There are the normal traditional trappings to a Chamber of Commerce breakfast, the Pledge of Allegiance, the announcements and introductions. Depending on your perspective, it can be comforting and reassuring; things are proceeding the way they should be, even if there have been disruptions to the economy, to the power system, or simply to our sense of how things should be. To some, it can be monotonous; the same thing repeated meaninglessly and without feeling, month after month. To others it can be disconcerting; traditions propping up an old order of things that needs shaking up. Though I suspect that for most of the loyal attendees of Chamber of Commerce breakfasts, it is comforting and reassuring.
This month’s breakfast, falling a few days before Veteran’s day, was focused on the men and women that have served our country in uniform. Before the breakfast started, a local chorale performed patriotic pieces. The Governor’s Foot Guard was there to present the colors, and performed with the full pomp that has accompanied them for centuries. As an old bagpiper, I enjoyed hearing the pipes played as part of the ceremony.

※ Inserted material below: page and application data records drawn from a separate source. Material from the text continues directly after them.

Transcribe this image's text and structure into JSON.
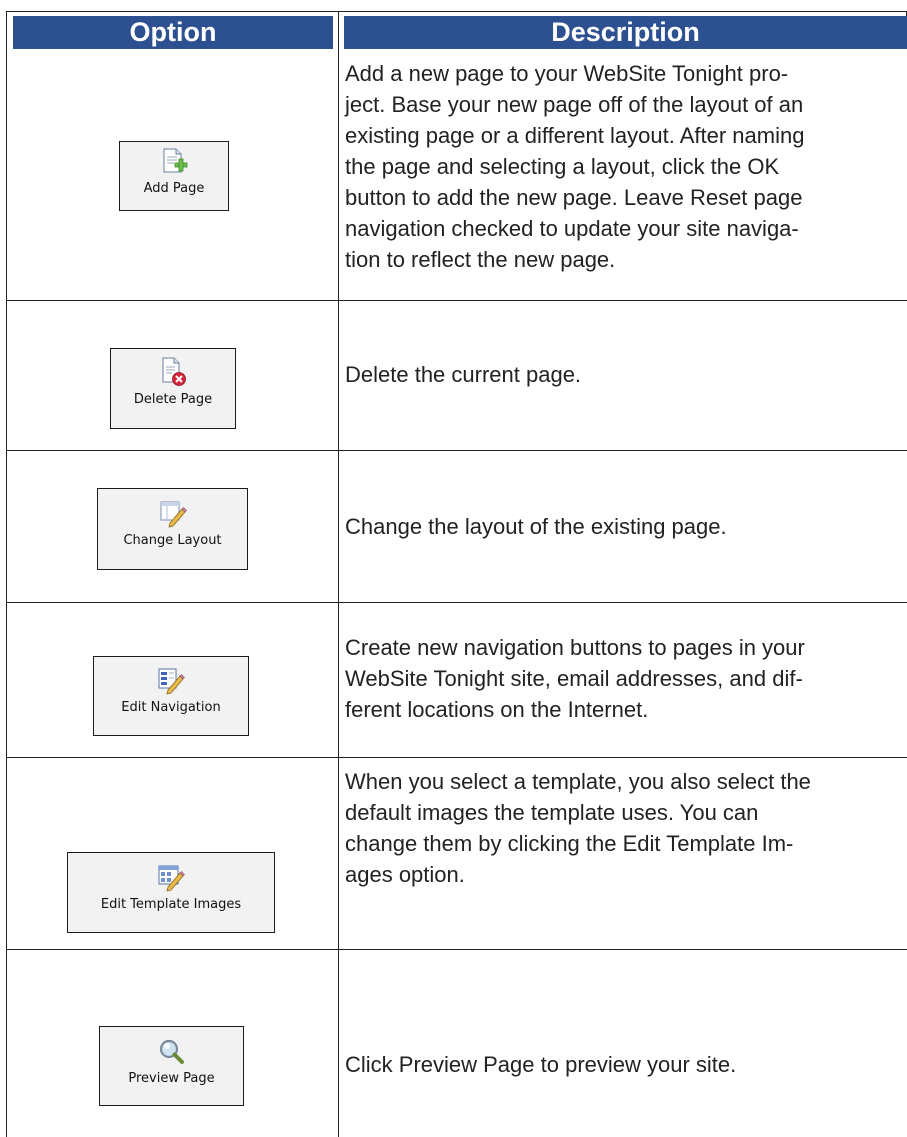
{
  "header": {
    "option": "Option",
    "description": "Description"
  },
  "rows": [
    {
      "button_label": "Add Page",
      "icon": "add-page-icon",
      "description": "Add a new page to your WebSite Tonight pro-\nject. Base your new page off of the layout of an\nexisting page or a different layout. After naming\nthe page and selecting a layout, click the OK\nbutton to add the new page. Leave Reset page\nnavigation checked to update your site naviga-\ntion to reflect the new page."
    },
    {
      "button_label": "Delete Page",
      "icon": "delete-page-icon",
      "description": "Delete the current page."
    },
    {
      "button_label": "Change Layout",
      "icon": "change-layout-icon",
      "description": "Change the layout of the existing page."
    },
    {
      "button_label": "Edit Navigation",
      "icon": "edit-navigation-icon",
      "description": "Create new navigation buttons to pages in your\nWebSite Tonight site, email addresses, and dif-\nferent locations on the Internet."
    },
    {
      "button_label": "Edit Template Images",
      "icon": "edit-template-images-icon",
      "description": "When you select a template, you also select the\ndefault images the template uses. You can\nchange them by clicking the Edit Template Im-\nages option."
    },
    {
      "button_label": "Preview Page",
      "icon": "magnifier-icon",
      "description": "Click Preview Page to preview your site."
    }
  ],
  "colors": {
    "header_bg": "#2d5190",
    "header_text": "#ffffff",
    "button_bg": "#f2f2f2"
  }
}
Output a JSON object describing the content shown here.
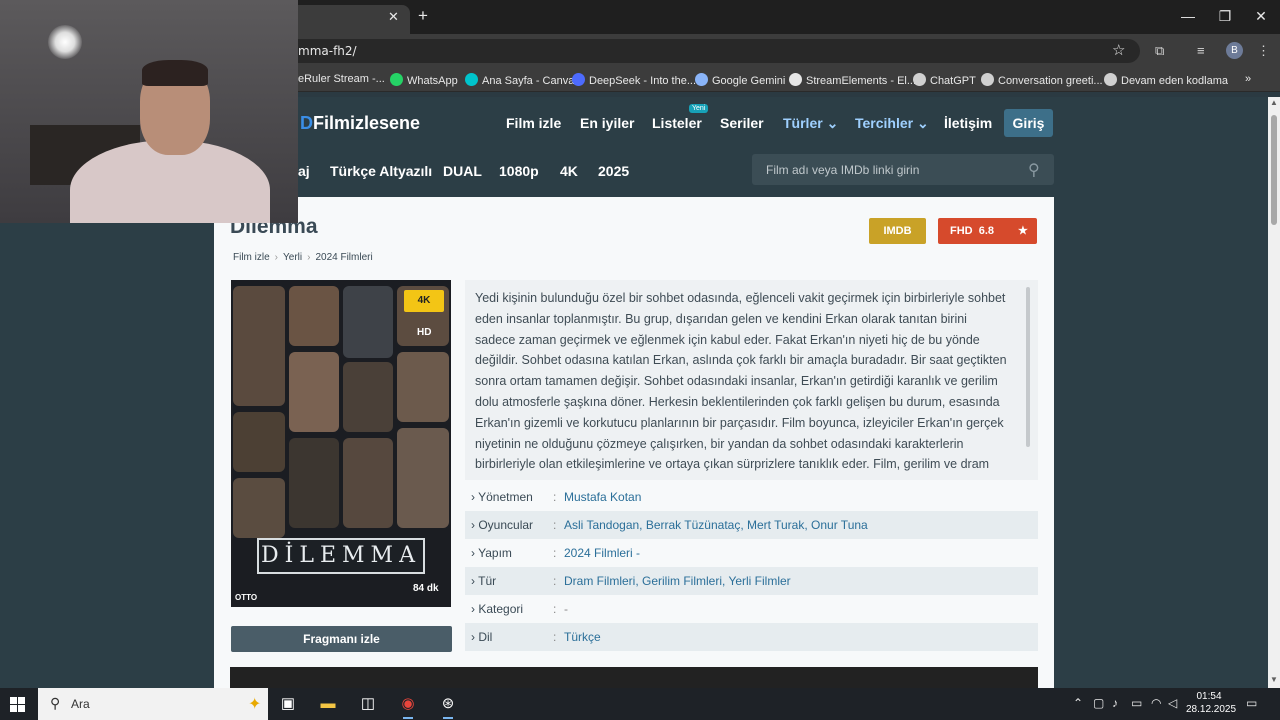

Various veterans were recognized, including a World War II veteran wearing his uniform from over half a century ago. It was touching, but the words of “And The Band Played Waltzing Matilda” came to my mind
And now every April I sit on my porch
And I watch the parade pass before me
And I watch my old comrades, how proudly they march
Reliving old dreams of past glory
And the old men march slowly, all bent, stiff and sore
The forgotten heroes from a forgotten war
And the young people ask, "What are they marching for?"
And I ask myself the same question
And the band plays Waltzing Matilda
And the old men answer to the call
But year after year their numbers get fewer
Some day no one will march there at all
The keynote speaker answered the question, talking about how he had served in Vietnam and come home to find no crowds waiting to cheer him and his men and how he has vowed not to let that happen again. Yet he spoke with a decidedly political twist, talking about how important it is that the United States honor its commitments to the men and women that served in uniform. He spoke about making sure that we provided jobs for our veterans, and health and retirement benefits. He ended off with a touching story of a Vietnam veteran, recognized with a medal of honor, who was killed when he tried to rob a liquor store to get enough money to pay for medical coverage for his wife who was hemorrhaging as the result of a miscarriage. He ended his speech, which he gave without notes, perhaps because he has given it so many times before, to a standing ovation.
The story seemed so compelling that I thought it would be easy to find on the internet. I searched out the story and found a different version. The veteran had been killed in a liquor store robbery, but there was no mention of a wife hemorrhaging from a miscarriage and being denied medical treatment. Instead, the story was about a veteran who most likely had PTSD and had snapped. With any story, there is always more to it than is reported, and I wonder what the real story was, but without definitive sources, I didn’t link to it.
Whatever the story, the Chamber of Commerce meeting felt like it came right out of Sinclair Lewis’ Babbitt, from a day before Robert Putnam’s Bowling Alone. The men were sincere and well meaning, and while I felt a bit like an interloper from a different world, I have to respect their civic engagement and wished that more people from other walks of life were as engaged.